Return the lines below in which the string "network" occurs.

Web page and app entries

- - - -

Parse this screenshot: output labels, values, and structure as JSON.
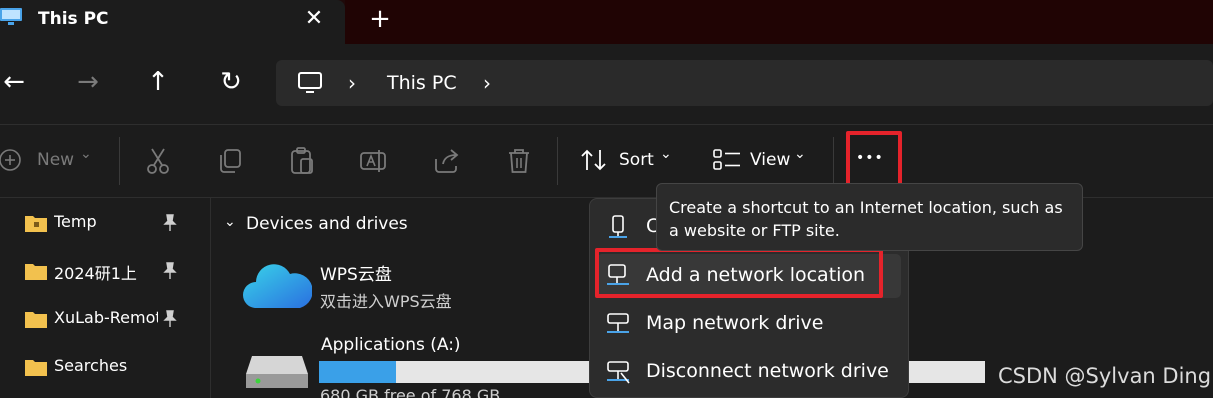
{
  "tab": {
    "title": "This PC",
    "close": "✕",
    "new_tab": "+"
  },
  "nav": {
    "back": "←",
    "forward": "→",
    "up": "↑",
    "refresh": "↻"
  },
  "address": {
    "chev1": "›",
    "location": "This PC",
    "chev2": "›"
  },
  "toolbar": {
    "new_label": "New",
    "new_chev": "⌄",
    "sort_label": "Sort",
    "sort_chev": "⌄",
    "view_label": "View",
    "view_chev": "⌄",
    "more": "•••"
  },
  "sidebar": {
    "items": [
      {
        "label": "Temp",
        "pinned": true
      },
      {
        "label": "2024研1上",
        "pinned": true
      },
      {
        "label": "XuLab-Remote",
        "pinned": true
      },
      {
        "label": "Searches",
        "pinned": false
      }
    ]
  },
  "content": {
    "section_title": "Devices and drives",
    "section_chev": "⌄",
    "drives": [
      {
        "name": "WPS云盘",
        "subtitle": "双击进入WPS云盘"
      },
      {
        "name": "Applications (A:)",
        "subtitle": "680 GB free of 768 GB",
        "used_fraction": 0.115
      }
    ]
  },
  "menu": {
    "items": [
      {
        "label": "Create shortcut",
        "visible_label": "C"
      },
      {
        "label": "Add a network location"
      },
      {
        "label": "Map network drive"
      },
      {
        "label": "Disconnect network drive"
      }
    ]
  },
  "tooltip": {
    "text": "Create a shortcut to an Internet location, such as a website or FTP site."
  },
  "watermark": "CSDN @Sylvan Ding",
  "colors": {
    "accent_highlight": "#e5232b",
    "bar_fill": "#3aa0e8",
    "folder": "#f2c14e"
  }
}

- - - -

Problem solution
        "label": "Add a network location"
        "label": "Map network drive"
        "label": "Disconnect network drive"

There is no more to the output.